▸ **WHAT THIS TASK INVOLVES**: Please copy each line of the records below that includes the word "username".

Dataset rows for apps and sites:
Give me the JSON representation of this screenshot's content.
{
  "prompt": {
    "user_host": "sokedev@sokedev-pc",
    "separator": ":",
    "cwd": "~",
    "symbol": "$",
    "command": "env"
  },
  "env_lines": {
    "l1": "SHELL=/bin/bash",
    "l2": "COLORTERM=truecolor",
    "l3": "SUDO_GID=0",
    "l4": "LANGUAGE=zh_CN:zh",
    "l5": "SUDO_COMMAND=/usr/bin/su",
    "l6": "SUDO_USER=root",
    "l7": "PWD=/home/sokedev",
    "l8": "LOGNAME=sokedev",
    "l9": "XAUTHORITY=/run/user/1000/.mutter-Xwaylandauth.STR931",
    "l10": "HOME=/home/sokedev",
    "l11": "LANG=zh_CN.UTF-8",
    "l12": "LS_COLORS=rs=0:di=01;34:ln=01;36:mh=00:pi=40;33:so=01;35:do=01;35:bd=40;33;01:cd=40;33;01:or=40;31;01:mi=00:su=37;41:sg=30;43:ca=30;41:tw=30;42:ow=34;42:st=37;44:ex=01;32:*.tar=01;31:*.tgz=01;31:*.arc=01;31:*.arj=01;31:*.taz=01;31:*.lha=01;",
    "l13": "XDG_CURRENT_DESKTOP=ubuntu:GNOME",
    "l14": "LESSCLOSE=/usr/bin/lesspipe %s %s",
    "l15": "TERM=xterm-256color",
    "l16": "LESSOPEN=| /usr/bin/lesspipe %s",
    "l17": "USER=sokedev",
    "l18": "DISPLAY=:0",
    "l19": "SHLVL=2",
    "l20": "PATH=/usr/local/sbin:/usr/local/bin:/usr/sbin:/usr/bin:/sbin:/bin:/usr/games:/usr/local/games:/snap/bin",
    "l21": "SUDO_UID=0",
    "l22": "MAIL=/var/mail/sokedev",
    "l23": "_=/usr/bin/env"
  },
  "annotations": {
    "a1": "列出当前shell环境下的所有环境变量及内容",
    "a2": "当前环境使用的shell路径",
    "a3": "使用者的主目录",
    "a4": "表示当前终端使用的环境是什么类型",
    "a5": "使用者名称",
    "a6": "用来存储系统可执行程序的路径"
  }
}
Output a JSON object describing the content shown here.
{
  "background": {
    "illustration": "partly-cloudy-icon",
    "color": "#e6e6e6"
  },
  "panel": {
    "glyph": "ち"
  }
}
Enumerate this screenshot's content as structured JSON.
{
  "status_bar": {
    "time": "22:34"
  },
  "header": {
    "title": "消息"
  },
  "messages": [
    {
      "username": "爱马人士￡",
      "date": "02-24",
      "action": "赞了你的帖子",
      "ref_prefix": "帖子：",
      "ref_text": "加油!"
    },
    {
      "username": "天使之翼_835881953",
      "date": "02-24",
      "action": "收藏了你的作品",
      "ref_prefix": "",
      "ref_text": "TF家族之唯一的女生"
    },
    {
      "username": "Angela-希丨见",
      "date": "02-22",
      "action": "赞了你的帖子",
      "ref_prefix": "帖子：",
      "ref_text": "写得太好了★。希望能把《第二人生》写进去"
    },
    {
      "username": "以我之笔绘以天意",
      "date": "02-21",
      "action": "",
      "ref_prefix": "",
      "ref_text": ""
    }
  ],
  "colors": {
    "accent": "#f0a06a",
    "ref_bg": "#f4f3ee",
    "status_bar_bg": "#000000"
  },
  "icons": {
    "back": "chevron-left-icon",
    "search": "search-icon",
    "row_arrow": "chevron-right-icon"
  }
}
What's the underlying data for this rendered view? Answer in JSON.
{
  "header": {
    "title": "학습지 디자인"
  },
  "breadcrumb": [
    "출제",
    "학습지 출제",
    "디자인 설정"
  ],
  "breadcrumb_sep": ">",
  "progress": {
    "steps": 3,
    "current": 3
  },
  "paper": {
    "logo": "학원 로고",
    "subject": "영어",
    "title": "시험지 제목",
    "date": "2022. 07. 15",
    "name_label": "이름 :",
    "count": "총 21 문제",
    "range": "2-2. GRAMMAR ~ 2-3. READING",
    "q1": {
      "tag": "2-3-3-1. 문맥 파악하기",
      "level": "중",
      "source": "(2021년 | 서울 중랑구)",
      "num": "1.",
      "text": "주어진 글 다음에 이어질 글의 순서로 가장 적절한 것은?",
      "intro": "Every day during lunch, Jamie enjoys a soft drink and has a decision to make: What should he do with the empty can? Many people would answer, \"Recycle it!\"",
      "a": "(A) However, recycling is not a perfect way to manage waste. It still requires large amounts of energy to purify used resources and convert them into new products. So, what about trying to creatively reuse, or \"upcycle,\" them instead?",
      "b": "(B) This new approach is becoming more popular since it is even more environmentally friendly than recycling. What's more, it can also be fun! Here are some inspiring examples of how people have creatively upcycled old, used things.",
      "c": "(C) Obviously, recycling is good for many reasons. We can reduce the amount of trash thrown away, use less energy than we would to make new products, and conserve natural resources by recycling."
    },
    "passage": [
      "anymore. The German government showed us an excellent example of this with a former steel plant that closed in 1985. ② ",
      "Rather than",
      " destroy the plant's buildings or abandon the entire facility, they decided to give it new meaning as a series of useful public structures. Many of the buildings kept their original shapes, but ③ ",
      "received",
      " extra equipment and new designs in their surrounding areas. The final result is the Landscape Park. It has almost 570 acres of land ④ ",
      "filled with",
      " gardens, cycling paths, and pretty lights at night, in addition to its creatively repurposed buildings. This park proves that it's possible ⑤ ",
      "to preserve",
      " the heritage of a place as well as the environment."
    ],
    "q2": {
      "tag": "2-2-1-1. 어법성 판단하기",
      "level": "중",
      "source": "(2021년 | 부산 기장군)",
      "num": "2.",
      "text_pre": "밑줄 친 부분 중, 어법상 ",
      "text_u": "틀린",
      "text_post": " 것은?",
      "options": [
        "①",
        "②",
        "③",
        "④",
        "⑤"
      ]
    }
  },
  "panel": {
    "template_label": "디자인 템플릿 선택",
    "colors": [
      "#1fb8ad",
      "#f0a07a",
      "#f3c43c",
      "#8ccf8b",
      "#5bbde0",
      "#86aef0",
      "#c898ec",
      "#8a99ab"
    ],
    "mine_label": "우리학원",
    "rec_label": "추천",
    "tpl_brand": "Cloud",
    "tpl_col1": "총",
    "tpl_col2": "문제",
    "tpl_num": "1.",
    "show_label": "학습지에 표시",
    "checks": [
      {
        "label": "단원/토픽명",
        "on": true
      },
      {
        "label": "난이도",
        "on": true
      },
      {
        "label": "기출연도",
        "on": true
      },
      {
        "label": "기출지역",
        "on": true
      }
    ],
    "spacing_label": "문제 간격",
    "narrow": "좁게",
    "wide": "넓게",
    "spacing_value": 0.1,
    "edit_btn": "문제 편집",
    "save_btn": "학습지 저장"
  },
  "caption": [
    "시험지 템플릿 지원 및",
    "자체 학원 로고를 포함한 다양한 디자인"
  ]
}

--

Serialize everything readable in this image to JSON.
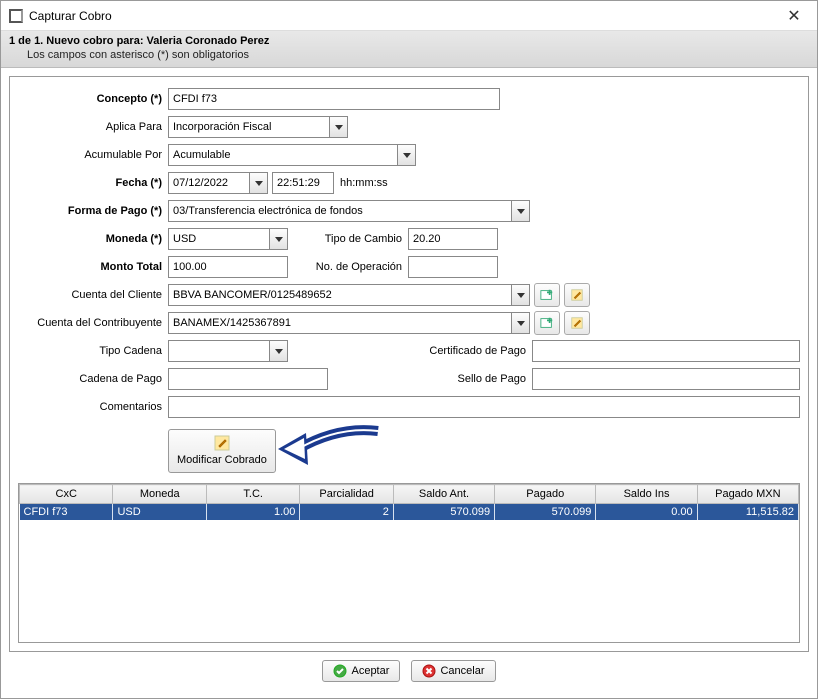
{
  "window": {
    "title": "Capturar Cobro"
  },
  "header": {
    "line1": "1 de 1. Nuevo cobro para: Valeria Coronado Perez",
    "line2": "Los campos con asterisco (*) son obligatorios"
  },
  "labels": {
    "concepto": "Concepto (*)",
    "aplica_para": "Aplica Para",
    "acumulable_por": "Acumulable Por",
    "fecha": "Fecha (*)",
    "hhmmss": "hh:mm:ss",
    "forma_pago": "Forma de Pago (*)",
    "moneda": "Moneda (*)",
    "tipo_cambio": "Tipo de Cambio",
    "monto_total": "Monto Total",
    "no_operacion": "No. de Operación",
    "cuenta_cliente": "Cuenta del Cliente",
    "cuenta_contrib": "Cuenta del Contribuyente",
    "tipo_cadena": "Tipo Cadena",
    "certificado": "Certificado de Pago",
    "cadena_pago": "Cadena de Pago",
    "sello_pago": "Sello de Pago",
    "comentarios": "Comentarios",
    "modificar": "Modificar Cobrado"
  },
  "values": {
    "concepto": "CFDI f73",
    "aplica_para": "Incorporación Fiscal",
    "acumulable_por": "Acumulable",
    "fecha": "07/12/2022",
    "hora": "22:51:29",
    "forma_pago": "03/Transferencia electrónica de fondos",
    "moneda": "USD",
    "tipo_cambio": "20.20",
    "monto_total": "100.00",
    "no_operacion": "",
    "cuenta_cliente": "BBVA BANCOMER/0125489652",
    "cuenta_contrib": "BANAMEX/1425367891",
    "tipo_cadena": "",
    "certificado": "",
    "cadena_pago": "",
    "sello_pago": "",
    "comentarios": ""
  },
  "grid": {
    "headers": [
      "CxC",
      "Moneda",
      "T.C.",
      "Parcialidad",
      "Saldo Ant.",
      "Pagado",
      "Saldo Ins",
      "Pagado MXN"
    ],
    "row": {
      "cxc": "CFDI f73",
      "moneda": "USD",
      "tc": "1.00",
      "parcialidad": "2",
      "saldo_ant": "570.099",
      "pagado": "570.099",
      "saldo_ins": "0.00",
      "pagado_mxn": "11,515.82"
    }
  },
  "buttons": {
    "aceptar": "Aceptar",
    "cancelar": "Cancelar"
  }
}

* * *

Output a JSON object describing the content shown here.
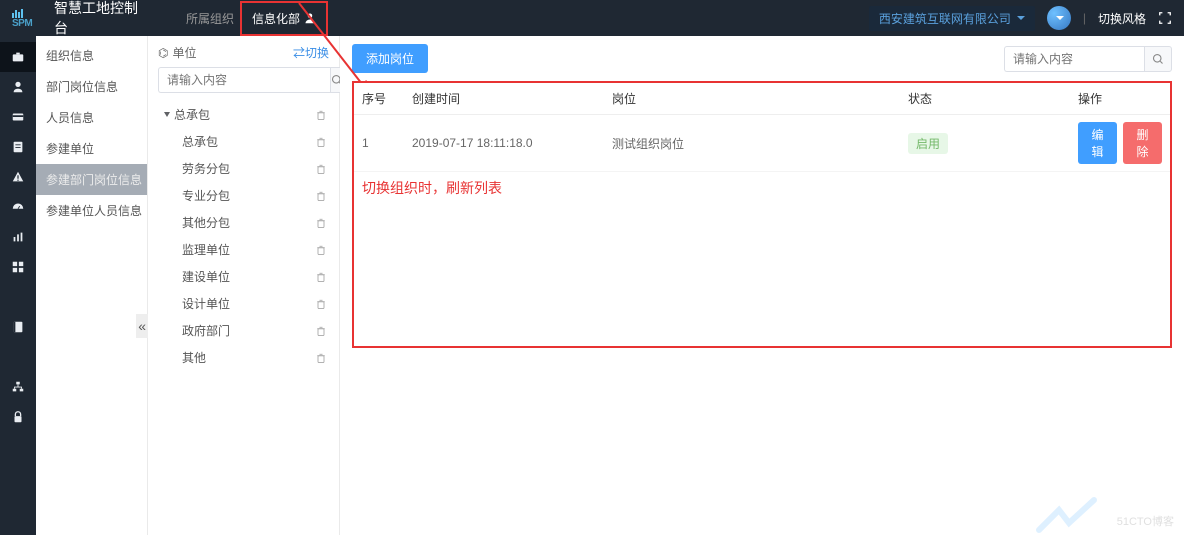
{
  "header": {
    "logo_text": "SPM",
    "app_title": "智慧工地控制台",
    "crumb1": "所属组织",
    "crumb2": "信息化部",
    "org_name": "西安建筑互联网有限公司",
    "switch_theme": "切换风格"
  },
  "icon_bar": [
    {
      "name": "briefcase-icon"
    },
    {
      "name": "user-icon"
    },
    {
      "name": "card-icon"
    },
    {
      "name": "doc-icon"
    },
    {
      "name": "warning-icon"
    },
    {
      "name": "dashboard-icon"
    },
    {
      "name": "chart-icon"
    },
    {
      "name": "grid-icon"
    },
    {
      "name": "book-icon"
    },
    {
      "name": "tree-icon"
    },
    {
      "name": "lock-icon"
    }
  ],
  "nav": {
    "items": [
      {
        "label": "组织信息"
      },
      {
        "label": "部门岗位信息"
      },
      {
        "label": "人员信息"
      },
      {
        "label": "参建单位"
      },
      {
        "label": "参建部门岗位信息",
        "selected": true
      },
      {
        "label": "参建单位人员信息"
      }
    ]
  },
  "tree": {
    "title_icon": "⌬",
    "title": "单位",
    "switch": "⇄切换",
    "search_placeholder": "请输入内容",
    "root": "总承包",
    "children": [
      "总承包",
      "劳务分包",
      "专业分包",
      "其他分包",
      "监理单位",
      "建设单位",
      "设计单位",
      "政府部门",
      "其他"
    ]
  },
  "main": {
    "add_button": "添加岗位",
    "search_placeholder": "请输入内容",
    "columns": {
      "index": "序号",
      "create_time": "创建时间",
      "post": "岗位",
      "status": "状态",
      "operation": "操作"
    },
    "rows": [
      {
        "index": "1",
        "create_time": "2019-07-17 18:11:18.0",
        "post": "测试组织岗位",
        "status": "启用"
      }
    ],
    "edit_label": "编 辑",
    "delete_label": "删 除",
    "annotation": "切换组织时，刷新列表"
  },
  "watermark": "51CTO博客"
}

▸ **THE ANSWER**:
      "username": "爱马人士￡",
      "username": "天使之翼_835881953",
      "username": "Angela-希丨见",
      "username": "以我之笔绘以天意",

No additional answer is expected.